↓
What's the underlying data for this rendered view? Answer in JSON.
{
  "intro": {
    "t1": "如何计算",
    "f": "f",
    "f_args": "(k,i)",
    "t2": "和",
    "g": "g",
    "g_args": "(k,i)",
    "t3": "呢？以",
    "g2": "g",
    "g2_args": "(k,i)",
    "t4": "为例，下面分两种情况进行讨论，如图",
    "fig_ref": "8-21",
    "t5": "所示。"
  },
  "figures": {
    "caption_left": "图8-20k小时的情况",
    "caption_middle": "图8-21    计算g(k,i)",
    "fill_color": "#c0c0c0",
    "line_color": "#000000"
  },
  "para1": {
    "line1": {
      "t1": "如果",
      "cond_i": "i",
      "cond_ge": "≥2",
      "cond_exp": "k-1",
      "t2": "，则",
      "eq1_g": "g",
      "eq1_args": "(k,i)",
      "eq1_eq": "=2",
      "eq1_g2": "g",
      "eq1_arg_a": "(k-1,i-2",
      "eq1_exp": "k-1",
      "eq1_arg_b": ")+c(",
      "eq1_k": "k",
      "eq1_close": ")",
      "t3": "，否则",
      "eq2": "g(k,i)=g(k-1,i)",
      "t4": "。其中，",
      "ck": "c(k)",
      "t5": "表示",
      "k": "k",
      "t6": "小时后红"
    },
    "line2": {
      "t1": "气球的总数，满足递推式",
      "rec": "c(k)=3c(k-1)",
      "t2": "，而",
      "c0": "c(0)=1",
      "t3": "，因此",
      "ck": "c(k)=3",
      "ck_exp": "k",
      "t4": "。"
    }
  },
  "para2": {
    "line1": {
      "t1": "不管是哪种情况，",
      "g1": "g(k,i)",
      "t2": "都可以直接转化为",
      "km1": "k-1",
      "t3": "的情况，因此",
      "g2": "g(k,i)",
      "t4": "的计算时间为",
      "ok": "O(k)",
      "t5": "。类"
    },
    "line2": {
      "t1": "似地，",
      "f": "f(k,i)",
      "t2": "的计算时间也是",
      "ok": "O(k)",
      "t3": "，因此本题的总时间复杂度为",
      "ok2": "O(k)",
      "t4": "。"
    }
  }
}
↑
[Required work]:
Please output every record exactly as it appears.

[Reply]:
What's the underlying data for this rendered view? Answer in JSON.
{
  "intro": {
    "t1": "如何计算",
    "f": "f",
    "f_args": "(k,i)",
    "t2": "和",
    "g": "g",
    "g_args": "(k,i)",
    "t3": "呢？以",
    "g2": "g",
    "g2_args": "(k,i)",
    "t4": "为例，下面分两种情况进行讨论，如图",
    "fig_ref": "8-21",
    "t5": "所示。"
  },
  "figures": {
    "caption_left": "图8-20k小时的情况",
    "caption_middle": "图8-21    计算g(k,i)",
    "fill_color": "#c0c0c0",
    "line_color": "#000000"
  },
  "para1": {
    "line1": {
      "t1": "如果",
      "cond_i": "i",
      "cond_ge": "≥2",
      "cond_exp": "k-1",
      "t2": "，则",
      "eq1_g": "g",
      "eq1_args": "(k,i)",
      "eq1_eq": "=2",
      "eq1_g2": "g",
      "eq1_arg_a": "(k-1,i-2",
      "eq1_exp": "k-1",
      "eq1_arg_b": ")+c(",
      "eq1_k": "k",
      "eq1_close": ")",
      "t3": "，否则",
      "eq2": "g(k,i)=g(k-1,i)",
      "t4": "。其中，",
      "ck": "c(k)",
      "t5": "表示",
      "k": "k",
      "t6": "小时后红"
    },
    "line2": {
      "t1": "气球的总数，满足递推式",
      "rec": "c(k)=3c(k-1)",
      "t2": "，而",
      "c0": "c(0)=1",
      "t3": "，因此",
      "ck": "c(k)=3",
      "ck_exp": "k",
      "t4": "。"
    }
  },
  "para2": {
    "line1": {
      "t1": "不管是哪种情况，",
      "g1": "g(k,i)",
      "t2": "都可以直接转化为",
      "km1": "k-1",
      "t3": "的情况，因此",
      "g2": "g(k,i)",
      "t4": "的计算时间为",
      "ok": "O(k)",
      "t5": "。类"
    },
    "line2": {
      "t1": "似地，",
      "f": "f(k,i)",
      "t2": "的计算时间也是",
      "ok": "O(k)",
      "t3": "，因此本题的总时间复杂度为",
      "ok2": "O(k)",
      "t4": "。"
    }
  }
}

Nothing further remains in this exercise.